• **Work item**: Reply with one number only: the count of lines below that contain the word "source".
-- Material provided follows --
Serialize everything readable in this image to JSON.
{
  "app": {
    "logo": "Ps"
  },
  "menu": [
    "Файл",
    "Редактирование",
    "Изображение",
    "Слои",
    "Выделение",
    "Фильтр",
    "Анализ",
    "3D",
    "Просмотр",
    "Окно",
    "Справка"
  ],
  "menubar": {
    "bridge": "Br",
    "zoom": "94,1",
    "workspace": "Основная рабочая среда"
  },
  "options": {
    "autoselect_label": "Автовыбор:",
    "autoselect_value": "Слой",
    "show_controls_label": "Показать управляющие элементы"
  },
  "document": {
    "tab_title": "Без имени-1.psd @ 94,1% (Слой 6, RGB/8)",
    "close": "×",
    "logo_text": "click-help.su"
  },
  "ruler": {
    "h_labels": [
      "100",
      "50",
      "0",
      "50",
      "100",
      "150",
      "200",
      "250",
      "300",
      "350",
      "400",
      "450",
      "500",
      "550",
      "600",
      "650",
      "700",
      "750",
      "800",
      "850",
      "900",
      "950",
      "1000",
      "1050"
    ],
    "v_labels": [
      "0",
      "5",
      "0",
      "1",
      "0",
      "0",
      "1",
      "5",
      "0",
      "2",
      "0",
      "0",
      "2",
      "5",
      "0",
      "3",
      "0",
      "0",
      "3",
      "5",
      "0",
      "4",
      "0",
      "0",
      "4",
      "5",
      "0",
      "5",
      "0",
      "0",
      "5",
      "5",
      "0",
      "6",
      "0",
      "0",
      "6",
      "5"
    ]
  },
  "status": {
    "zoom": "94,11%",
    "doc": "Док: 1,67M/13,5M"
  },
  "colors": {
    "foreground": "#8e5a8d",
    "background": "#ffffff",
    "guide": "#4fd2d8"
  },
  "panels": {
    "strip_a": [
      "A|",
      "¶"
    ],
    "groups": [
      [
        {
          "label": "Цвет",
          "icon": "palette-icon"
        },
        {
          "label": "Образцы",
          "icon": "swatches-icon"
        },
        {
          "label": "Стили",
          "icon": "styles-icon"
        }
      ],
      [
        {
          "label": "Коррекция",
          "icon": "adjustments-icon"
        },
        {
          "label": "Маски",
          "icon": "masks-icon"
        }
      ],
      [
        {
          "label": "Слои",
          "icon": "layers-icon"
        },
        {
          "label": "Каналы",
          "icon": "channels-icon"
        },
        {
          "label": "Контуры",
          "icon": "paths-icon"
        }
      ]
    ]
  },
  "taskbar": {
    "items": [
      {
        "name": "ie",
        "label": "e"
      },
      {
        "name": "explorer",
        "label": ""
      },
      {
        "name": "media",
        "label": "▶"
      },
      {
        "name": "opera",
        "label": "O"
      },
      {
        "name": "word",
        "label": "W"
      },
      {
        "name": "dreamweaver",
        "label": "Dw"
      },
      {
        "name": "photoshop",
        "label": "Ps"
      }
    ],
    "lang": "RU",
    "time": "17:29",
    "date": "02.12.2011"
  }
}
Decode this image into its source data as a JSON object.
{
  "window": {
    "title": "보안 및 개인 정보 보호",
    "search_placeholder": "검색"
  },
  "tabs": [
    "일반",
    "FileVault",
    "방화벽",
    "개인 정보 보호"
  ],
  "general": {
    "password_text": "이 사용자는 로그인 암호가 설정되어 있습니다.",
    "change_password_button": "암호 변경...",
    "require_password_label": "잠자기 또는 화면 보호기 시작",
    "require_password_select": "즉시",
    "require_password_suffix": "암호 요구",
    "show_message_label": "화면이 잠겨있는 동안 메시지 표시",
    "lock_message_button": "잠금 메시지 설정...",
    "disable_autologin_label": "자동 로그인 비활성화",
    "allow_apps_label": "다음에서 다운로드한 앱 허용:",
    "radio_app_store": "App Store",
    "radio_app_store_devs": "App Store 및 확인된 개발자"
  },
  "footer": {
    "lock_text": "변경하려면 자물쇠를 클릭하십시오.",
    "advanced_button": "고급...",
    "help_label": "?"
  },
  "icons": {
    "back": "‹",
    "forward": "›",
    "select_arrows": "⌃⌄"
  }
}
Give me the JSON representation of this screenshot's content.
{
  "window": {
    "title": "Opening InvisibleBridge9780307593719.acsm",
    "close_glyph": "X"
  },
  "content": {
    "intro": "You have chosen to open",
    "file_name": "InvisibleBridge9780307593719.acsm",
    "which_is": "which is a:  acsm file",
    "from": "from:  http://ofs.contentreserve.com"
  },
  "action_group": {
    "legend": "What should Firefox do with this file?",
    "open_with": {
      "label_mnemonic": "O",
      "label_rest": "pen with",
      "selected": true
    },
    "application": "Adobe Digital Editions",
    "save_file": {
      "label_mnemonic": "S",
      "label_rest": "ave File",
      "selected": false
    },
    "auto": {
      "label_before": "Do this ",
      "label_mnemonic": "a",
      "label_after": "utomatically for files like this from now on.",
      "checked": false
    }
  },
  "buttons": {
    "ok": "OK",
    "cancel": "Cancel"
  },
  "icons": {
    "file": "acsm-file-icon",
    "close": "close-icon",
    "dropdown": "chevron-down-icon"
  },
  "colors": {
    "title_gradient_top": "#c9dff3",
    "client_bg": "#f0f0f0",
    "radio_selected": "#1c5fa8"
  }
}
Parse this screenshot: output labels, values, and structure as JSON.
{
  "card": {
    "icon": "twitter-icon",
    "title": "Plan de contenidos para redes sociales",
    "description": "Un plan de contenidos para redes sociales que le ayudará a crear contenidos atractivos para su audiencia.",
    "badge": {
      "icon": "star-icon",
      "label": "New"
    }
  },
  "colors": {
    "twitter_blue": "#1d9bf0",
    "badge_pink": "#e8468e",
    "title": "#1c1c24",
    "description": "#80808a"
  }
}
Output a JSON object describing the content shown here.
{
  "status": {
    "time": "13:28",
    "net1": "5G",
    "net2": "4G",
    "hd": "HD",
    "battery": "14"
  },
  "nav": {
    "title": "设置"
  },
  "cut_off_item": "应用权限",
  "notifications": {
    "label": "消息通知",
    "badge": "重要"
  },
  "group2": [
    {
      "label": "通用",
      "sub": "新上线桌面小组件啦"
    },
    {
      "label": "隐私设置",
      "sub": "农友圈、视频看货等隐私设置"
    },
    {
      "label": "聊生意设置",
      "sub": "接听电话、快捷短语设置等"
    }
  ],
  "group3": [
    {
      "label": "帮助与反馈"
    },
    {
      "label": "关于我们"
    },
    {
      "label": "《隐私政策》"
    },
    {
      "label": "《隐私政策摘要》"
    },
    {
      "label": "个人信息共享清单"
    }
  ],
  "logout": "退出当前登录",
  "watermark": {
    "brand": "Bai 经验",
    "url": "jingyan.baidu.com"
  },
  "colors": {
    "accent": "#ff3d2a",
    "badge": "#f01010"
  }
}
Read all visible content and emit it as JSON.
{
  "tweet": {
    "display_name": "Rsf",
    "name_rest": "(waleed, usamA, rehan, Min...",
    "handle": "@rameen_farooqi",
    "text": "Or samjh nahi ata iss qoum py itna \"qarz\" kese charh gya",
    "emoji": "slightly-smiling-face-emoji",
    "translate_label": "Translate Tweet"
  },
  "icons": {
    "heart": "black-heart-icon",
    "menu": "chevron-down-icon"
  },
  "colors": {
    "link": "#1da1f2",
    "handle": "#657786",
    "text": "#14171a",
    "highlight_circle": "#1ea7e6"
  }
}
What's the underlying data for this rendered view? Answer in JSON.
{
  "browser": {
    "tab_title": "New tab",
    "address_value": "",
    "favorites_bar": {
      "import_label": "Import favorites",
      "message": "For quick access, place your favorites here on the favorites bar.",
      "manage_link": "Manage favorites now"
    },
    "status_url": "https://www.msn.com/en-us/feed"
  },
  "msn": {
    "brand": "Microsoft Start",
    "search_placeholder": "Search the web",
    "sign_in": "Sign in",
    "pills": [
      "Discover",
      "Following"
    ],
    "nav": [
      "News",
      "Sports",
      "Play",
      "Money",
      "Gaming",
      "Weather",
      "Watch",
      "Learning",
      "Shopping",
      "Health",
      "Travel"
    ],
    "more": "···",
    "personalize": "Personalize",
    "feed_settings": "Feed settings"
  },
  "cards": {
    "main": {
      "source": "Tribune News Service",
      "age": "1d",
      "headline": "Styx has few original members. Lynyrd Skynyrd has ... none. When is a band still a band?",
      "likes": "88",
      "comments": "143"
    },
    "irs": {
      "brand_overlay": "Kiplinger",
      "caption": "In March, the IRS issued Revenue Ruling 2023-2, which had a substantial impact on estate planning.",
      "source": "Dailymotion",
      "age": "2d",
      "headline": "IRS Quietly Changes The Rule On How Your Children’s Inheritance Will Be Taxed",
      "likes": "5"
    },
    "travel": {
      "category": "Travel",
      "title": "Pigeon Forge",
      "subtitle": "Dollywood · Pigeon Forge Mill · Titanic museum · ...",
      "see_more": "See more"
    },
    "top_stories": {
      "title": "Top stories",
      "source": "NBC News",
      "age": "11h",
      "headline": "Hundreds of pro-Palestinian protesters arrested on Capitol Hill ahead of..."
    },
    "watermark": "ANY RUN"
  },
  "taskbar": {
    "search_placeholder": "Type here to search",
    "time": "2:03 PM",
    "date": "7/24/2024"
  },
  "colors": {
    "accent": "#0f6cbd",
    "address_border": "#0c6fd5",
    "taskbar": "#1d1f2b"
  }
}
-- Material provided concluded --
• **Answer to this task**: 4